- Measure out 2/3 of your infused milk, using a strainer if you see any stray bits of rosemary floating into your milk. Some milk may have evaporated during the infusion so if that happened, you can add more plain milk to your cup to make it up to a full 2/3 a cup. I actually had leftover infused milk rather than lacking milk
- Pour the milk into your bowl of batter
- Grease and flour your cake pans, or line them with parchment. I prefer parchment myself
- Pour the batter evenly between your cake pans and smooth the tops
- Bake your cakes for 18-24 minutes. Mine took 20 minutes on the dot. You should rotate the cakes halfway through so they bake evenly
- The cakes are done when a toothpick in the center comes out clean. Let the cakes cool for 5 minutes in the pan, then invert them onto a rack to cool completely
- While the cakes cool- take out your mascarpone and butter to make the frosting
Make your frosting and assemble
- Use your mixer to beat the butter, mascarpone and vanilla together
- Add sugar and a pinch of salt, then beat the frosting again until it is light and fluffy
- Taste and adjust as needed- I ended up adding a second pinch of salt to taste
- Assemble your cake! Put 1 layer on a plate, and spread a thick layer of frosting on top. Cover that with a layer of blackberry preserves. Then, set a 2nd layer on top of that. Keep going until you run out of layers
- I then frosted the top with mascarpone frosting, too. Molly frosted her sides but I actually ran out of icing and decided to go for a “semi naked” cake look to compensate for that
- Decorate the top with sprinkles if you wish- and why wouldn’t you wish?!
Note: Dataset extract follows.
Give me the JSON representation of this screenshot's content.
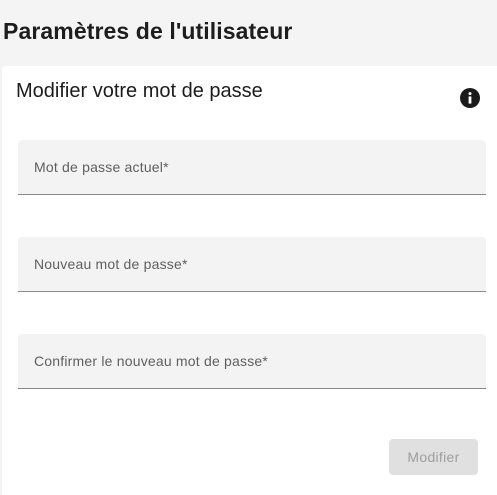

Store cake in the fridge to keep the mascarpone icing nice, but let it sit out for a little bit before serving so it isn’t totally firm when you serve. I noticed the rosemary flavors actually got stronger over time and sort of melded into the frosting from the cake on Day 2. I think I liked the cake better on Day 1 but it still got rave reviews at my office on Day 2!